by Debbie Theiss
|Tattered sleeves mask healing scabs,
yellow bruises spread paths,
crisscross across soft tissue
on the inside of his forearm.
|A stretched out neckline falls,
between her breasts, a gold locket
rests midway. A knotted blue
bandanna constrains graying hair.
|Orange ill-fitting shirt and pants
hang on his slack body as if
trying to shed skin. His fingers —
nails split, crusted blood, tips gnawed.
Catsup stains marked the discarded
apron that drapes her flowered dress, cinched

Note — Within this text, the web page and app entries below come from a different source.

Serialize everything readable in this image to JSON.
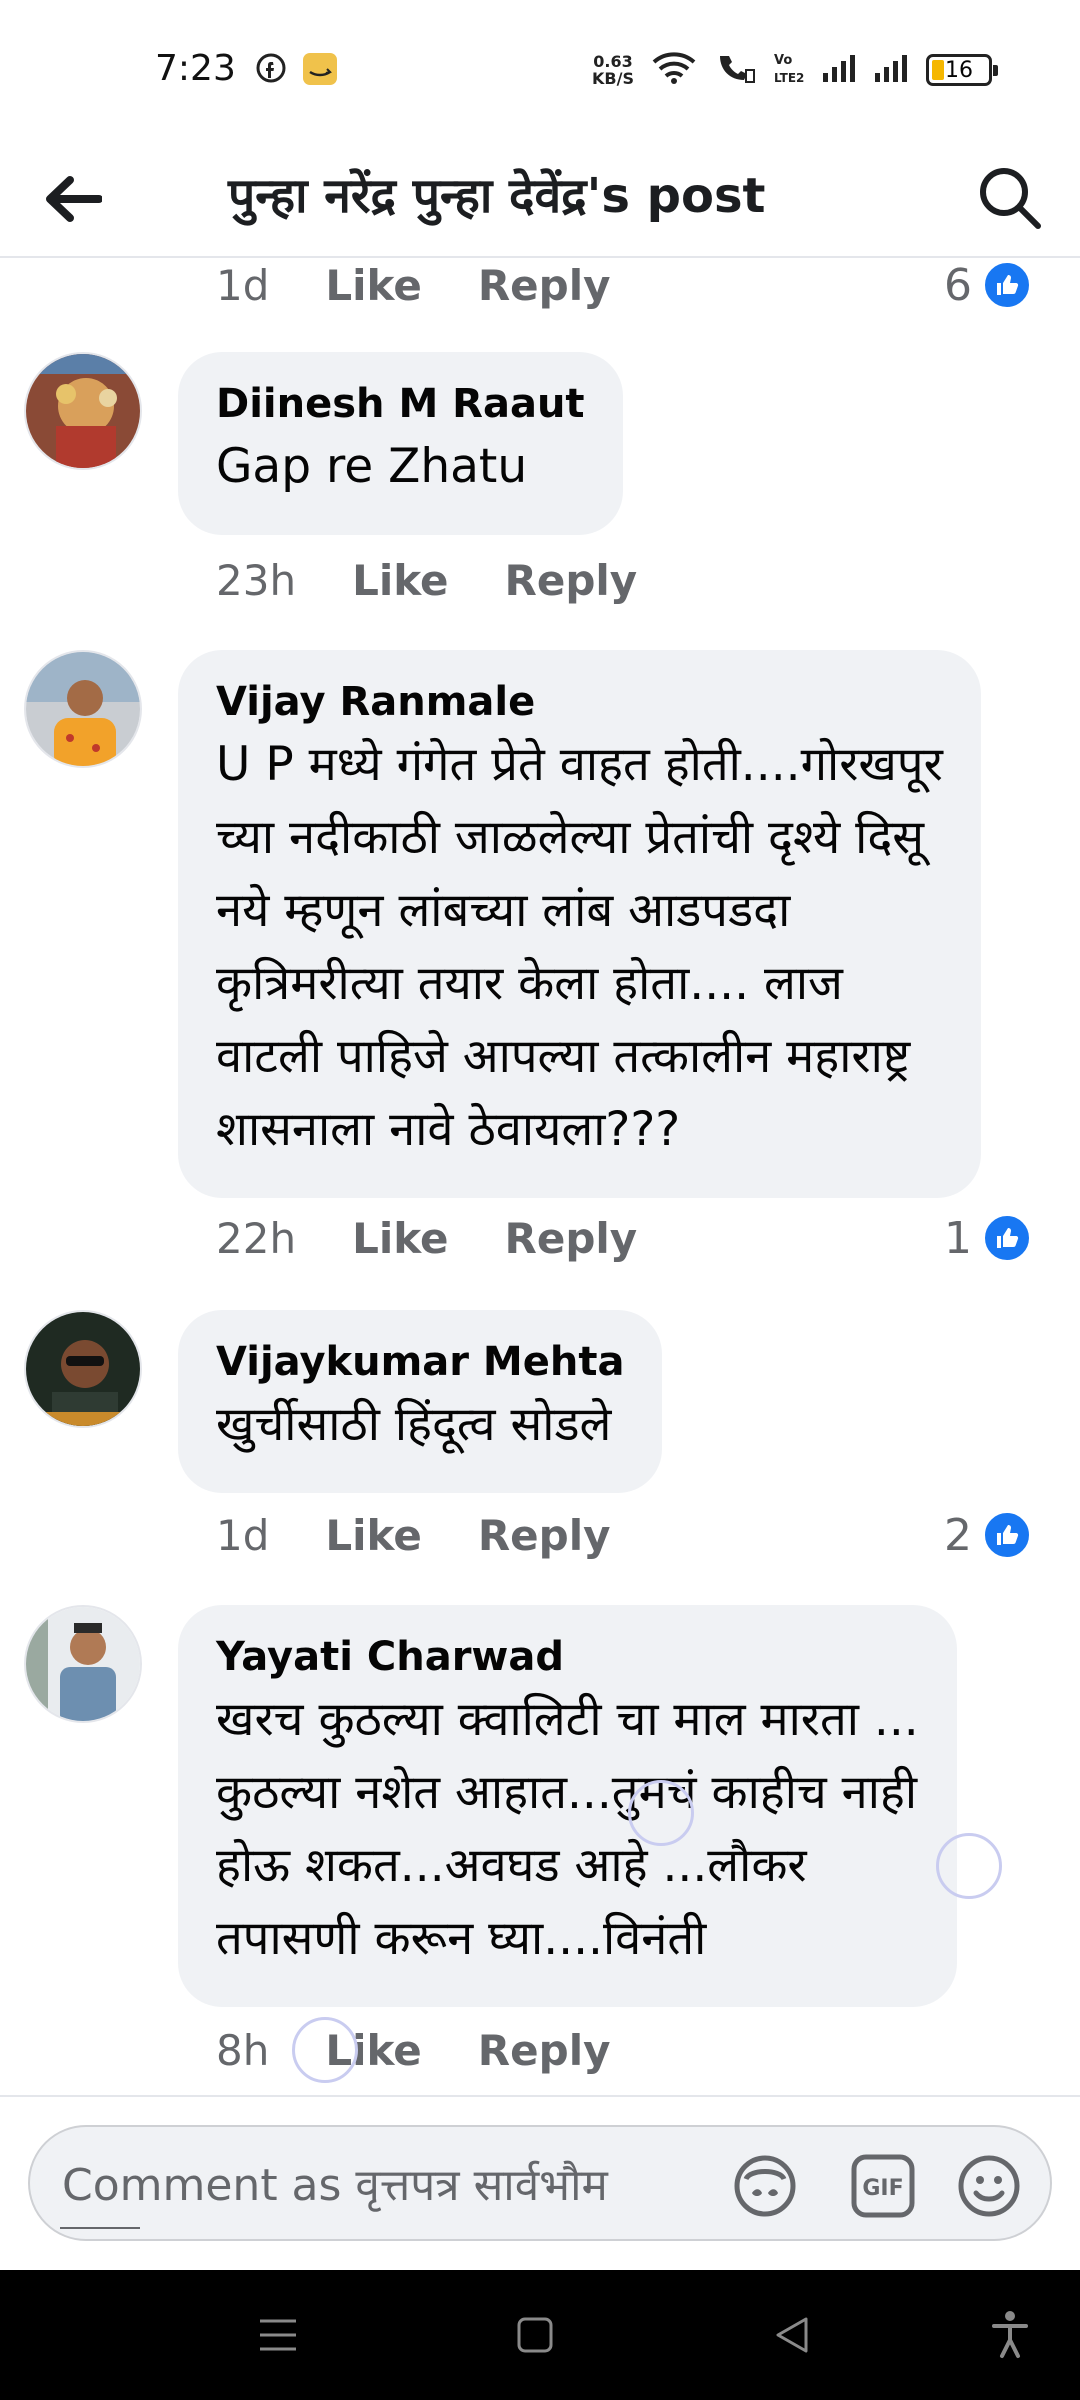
{
  "status_bar": {
    "time": "7:23",
    "net_speed_value": "0.63",
    "net_speed_unit": "KB/S",
    "battery": "16"
  },
  "header": {
    "title": "पुन्हा नरेंद्र पुन्हा देवेंद्र's post"
  },
  "actions": {
    "like": "Like",
    "reply": "Reply"
  },
  "prev_comment_meta": {
    "time": "1d",
    "like_count": "6"
  },
  "comments": [
    {
      "author": "Diinesh M Raaut",
      "lines": [
        "Gap re Zhatu"
      ],
      "time": "23h",
      "like_count": ""
    },
    {
      "author": "Vijay Ranmale",
      "lines": [
        "U P मध्ये गंगेत प्रेते वाहत होती....गोरखपूर",
        "च्या नदीकाठी जाळलेल्या प्रेतांची दृश्ये दिसू",
        "नये म्हणून लांबच्या लांब आडपडदा",
        "कृत्रिमरीत्या तयार केला होता.... लाज",
        "वाटली पाहिजे आपल्या तत्कालीन महाराष्ट्र",
        "शासनाला नावे ठेवायला???"
      ],
      "time": "22h",
      "like_count": "1"
    },
    {
      "author": "Vijaykumar Mehta",
      "lines": [
        "खुर्चीसाठी हिंदूत्व सोडले"
      ],
      "time": "1d",
      "like_count": "2"
    },
    {
      "author": "Yayati Charwad",
      "lines": [
        "खरच कुठल्या क्वालिटी चा माल मारता ...",
        "कुठल्या नशेत आहात...तुमचं काहीच नाही",
        "होऊ शकत...अवघड आहे ...लौकर",
        "तपासणी करून घ्या....विनंती"
      ],
      "time": "8h",
      "like_count": ""
    }
  ],
  "composer": {
    "placeholder": "Comment as वृत्तपत्र सार्वभौम"
  },
  "colors": {
    "accent": "#1877f2",
    "bubble": "#f0f2f5",
    "meta_text": "#65676b"
  }
}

with an elastic belt. Gnarled hands rest, nails
|He grasps the phone, two-fisted grope,
dials the number. Blue smoke curls

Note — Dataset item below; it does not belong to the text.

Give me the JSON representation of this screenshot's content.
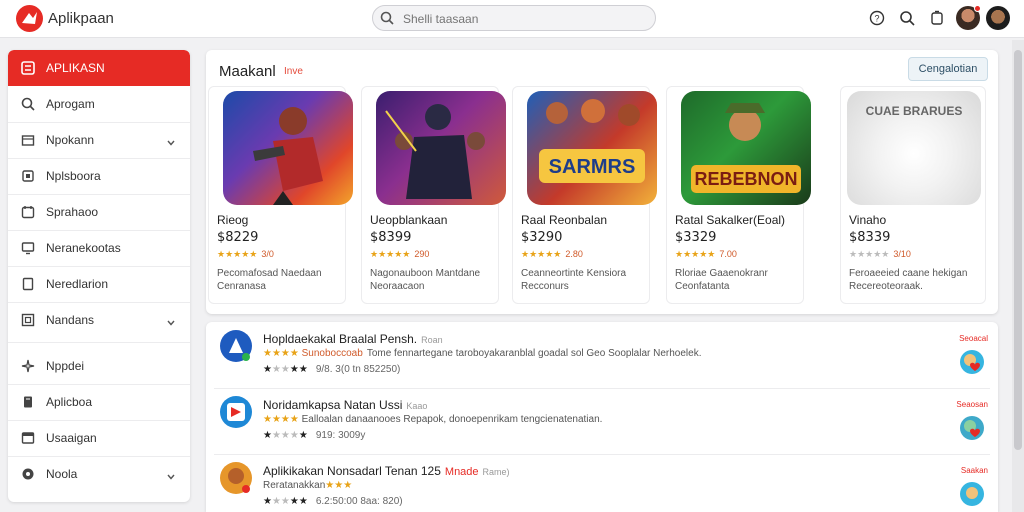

around him, cigarette butt glows
fiery orange, burnt ashes fall.
|Her cigarette smolders, a shrouded,
gray-filtered cloud settles in the room. She

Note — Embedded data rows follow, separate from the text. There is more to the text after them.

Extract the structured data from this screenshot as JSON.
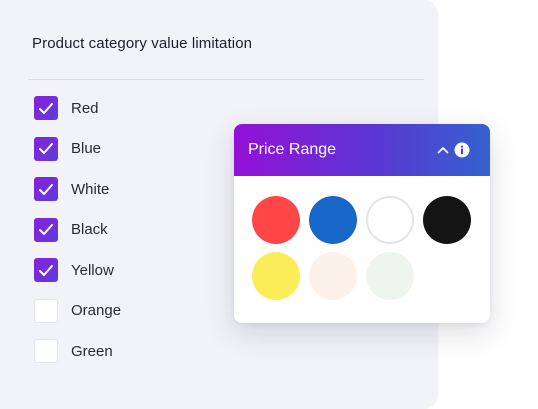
{
  "filter": {
    "title": "Product category value limitation",
    "options": [
      {
        "label": "Red",
        "checked": true
      },
      {
        "label": "Blue",
        "checked": true
      },
      {
        "label": "White",
        "checked": true
      },
      {
        "label": "Black",
        "checked": true
      },
      {
        "label": "Yellow",
        "checked": true
      },
      {
        "label": "Orange",
        "checked": false
      },
      {
        "label": "Green",
        "checked": false
      }
    ]
  },
  "price_card": {
    "title": "Price Range",
    "collapse_icon": "chevron-up-icon",
    "info_icon": "info-icon",
    "swatches": [
      {
        "color": "#ff4747",
        "border": "#ff4747"
      },
      {
        "color": "#1767c8",
        "border": "#1767c8"
      },
      {
        "color": "#ffffff",
        "border": "#e3e4e8"
      },
      {
        "color": "#141414",
        "border": "#141414"
      },
      {
        "color": "#fbed58",
        "border": "#fbed58"
      },
      {
        "color": "#fdf2ea",
        "border": "#fdf2ea"
      },
      {
        "color": "#edf5ee",
        "border": "#edf5ee"
      }
    ]
  },
  "colors": {
    "accent_gradient_start": "#9510d8",
    "accent_gradient_end": "#3462cf",
    "panel_background": "#f2f3f8"
  }
}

inhales the smoke, sweet and bitter.
Leans her head back, closes eyes.
|The phone rings three times, then four –
her message plays, his raw heavy
question left in return,
|The phone rings, she refuses to pick up,
the number she recognizes, the prison.
A blinking light, one message left.
She presses the button to play, hears
|Silence. Then click, lifeless dial tone.
What he meant to say, “I’m sorry.”
|his voice choke, then silence —
“What did he say?”
Debbie Theiss (Lee’s Summit, MO) grew up in the Midwest and finds inspiration for her poetry in the unfolding art of daily life and nature. She has poems published in I-70 Review, Skinny Journal, Kansas Time and Place, Interpretations IV & V, Connoisseurs of Suffering: Poetry for the Journey to Meaning from University Professors Press, Postcard Poems and Prose, Star 82 Review, Weaving the Terrain from Dos Gatos Press, and others.